It seems society has become so self-absorbed, that there is little time left to enter into anyone else's life bubble. Most of the people we interact with daily are people who bubble happens to intersect with our own. Pay attention the next time you are out with a group or in public, notice that few, if any people are “visiting” or actually interacting w / each other. People are constantly scanning their phones or electronic devices. So full-attention, which used to be shared with a real person in your presence, is now diluted if exist at all.
The rub is, it happens so subtly, many may not notice how personally disconnected they are to real people. Consider which feels more comfortable, to text or email someone, or call or visit them? That is not to say technology is bad, it makes life easier and when used in sensibly, is practical to have around. A smart phone is handy when someone needs to look something up, get in touch with someone while away from home, or while alone and waiting. However, more and more people are compulsively scanning them ALL the time and in the presence of “live” people who are worthy of ones full attention.
This is creating a generation of fragmented thinkers who find it hard to engage in only one thing at a time. As such, it becomes important to become aware of these minority habits. They slowly begin to blur the line between what is a useful tool and what can be lead to fragmented personal interaction. The urge to be constantly distracted or entertained is actually conditioning the brain to need it. That means each time someone chooses to check their phone while doing another activity or while interacting with a live person, they are actually feeding the reward center in the brain that makes a person desire an activity.
Psychologists call this a “soft addiction.” Soft, because while it is not unhealthy activity, it is being used in a way that can become harmful to ones health or sense of wellbeing.
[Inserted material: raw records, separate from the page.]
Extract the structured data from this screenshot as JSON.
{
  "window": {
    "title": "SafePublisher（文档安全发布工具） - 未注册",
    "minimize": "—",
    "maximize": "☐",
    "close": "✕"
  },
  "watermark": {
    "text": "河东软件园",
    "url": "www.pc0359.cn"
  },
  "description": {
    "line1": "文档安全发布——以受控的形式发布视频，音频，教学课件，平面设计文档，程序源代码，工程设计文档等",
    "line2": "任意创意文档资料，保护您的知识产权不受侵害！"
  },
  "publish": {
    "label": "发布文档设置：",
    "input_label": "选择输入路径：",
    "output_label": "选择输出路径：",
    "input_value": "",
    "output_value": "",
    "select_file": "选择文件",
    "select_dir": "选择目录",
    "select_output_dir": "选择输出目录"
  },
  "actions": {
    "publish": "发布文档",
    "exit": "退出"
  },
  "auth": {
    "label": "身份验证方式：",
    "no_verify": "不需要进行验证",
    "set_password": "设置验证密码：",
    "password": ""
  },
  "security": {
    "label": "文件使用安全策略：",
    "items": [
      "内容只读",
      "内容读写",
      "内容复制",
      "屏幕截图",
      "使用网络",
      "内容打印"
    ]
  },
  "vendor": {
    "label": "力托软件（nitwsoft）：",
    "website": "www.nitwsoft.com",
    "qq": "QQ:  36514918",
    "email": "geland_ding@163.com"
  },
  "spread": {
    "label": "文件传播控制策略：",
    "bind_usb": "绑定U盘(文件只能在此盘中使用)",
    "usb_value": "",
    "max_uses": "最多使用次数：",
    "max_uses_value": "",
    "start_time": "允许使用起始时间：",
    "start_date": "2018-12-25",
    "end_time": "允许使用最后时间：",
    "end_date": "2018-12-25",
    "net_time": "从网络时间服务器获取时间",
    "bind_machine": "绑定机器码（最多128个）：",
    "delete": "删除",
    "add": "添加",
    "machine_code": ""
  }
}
Just as the brain can become conditioned to desire and seek out fragmented thinking, it can be conditioned to become focused and more directed. This is known because of the research done on cognitive behavioral therapy (CBT). Cognitive, being the mental process and behavior, being how people act, through instruction and practice or “therapy,” people can train their mental process to direct their behavior. CBT teachers people to become aware of their thought processes and how they affect behavior.
Once aware of thoughts, they can be directed versus accepted. While someone may not have a choice what thought pops into his or her head, there is always the choice about, on what the mind will buy or “meditate.” Meditate, is not a mystical practice, it simply means to focus ones thoughts onto something. Most people do this daily without even realizing that is what is occurring. When someone worries, he or she is meditating on a possible negative exit. When someone daydreams, he or she is meditating on a desirable outlet. When someone gets lost in thoughts of “what used to be,” he or she is meditating on the past. This shows just how easy meditating can be.
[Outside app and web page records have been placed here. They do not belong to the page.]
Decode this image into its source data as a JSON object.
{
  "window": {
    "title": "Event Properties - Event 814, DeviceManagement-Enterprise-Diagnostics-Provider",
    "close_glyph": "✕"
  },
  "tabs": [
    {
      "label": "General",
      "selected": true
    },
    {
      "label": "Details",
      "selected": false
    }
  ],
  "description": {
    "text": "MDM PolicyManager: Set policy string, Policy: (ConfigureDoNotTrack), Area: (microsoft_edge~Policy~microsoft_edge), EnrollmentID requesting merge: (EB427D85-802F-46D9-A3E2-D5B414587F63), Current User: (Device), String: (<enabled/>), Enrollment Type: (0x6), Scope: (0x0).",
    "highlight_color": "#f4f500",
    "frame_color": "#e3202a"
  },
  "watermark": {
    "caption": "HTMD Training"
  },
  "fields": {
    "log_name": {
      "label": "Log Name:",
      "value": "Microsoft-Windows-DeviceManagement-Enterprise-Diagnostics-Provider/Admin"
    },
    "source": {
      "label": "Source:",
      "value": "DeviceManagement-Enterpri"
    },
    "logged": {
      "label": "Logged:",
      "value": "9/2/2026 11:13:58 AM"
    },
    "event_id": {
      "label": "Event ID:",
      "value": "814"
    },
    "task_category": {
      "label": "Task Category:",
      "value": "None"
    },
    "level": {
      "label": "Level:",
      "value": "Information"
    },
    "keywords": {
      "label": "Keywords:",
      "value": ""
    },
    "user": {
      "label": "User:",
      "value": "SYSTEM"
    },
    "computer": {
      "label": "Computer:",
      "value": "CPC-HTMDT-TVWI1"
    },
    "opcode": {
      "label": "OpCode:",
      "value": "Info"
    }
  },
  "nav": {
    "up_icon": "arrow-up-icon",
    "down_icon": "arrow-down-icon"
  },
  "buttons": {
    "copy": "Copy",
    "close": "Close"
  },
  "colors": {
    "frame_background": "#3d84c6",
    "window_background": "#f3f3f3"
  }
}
People use old familiar patterns to meditate unconsciously. Awareness, allows a person to direct their thoughts consciously to something that will benefit their wellbeing. Being fully present in the moment, or mindfulness, is a habit that can be purposefully cultivated. It means to focus your full attention to the person or activity at hand and not allowing yourself to indulge in distractions, such as a wandering mind or scanning your phone. Practicing mindfulness leads to refined thinking and allows someone to better deal with life stressors.
Time, attention, and relationships are vital components of good health. To enrich life, be mindful of how you spend your time and attention. Widen your personal bubble, and leave more time for intersecting with those you enjoy, not just those traveling in the same circles. Promote focus and begin to discipline behaviors that fragment your thinking. Psychological disorders such as ADD, depression, and bipolar disorder can be triggered and heightened by certain behaviors. For someone predisposed to these conditions, certain lifestyle choices can make managing them more difficult. Anything that takes away from mindfulness or encouragements fragmented thinking can enhance the symptoms of these psychological issues.
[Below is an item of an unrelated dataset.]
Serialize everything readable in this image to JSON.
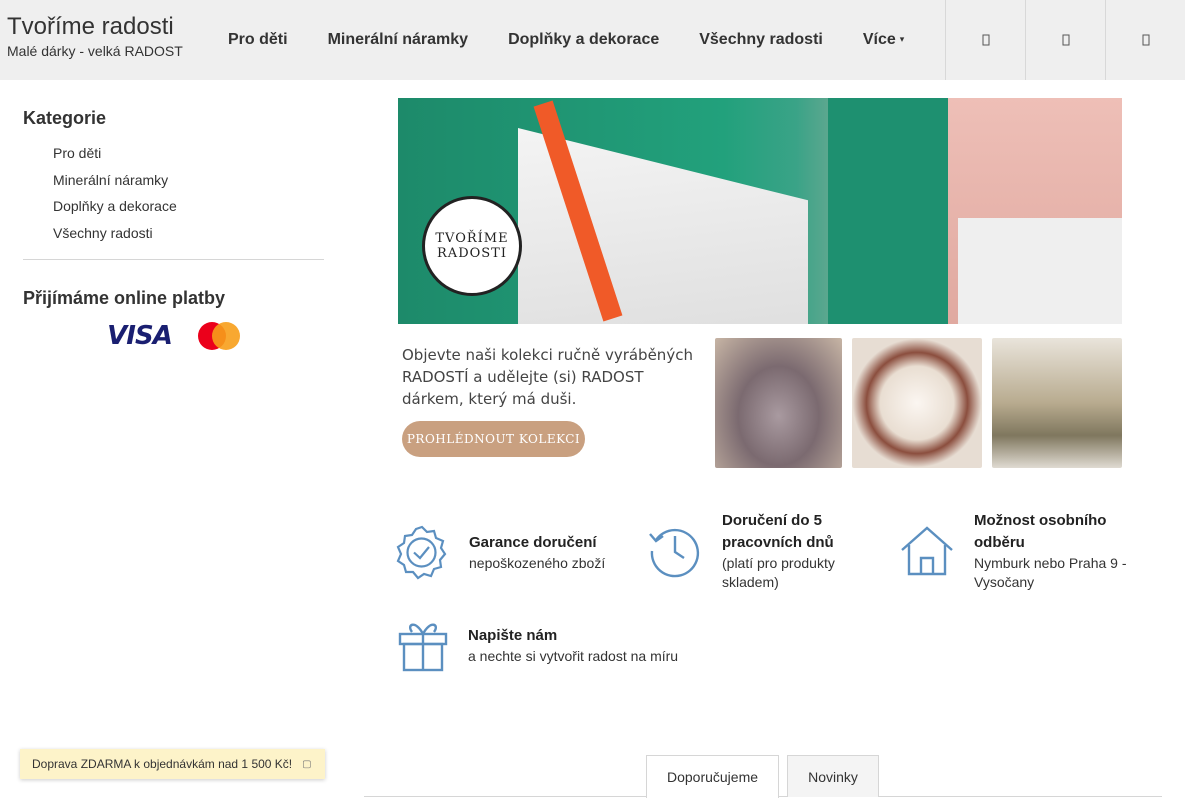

Choices made in chaotic thought, often do not promote healthy living. Things like eating well, getting enough rest, and purposefully exercising come from directed thought. When you are not doing what you know would benefit you, it is often a thought problem. Thought change starts with a desire and is developed through repeated practice. Here are five steps to help improve your thought life:
1. Awareness- catch yourself not being in the moment
2. Evaluate-discover what behaviors are affecting your thoughts
3. Planning- develop a plan to purposefully redirect your focus
4. Intervention- implement your plan to refocus your thinking & limit distraction
5. Practice- repeat moment to moment, day by day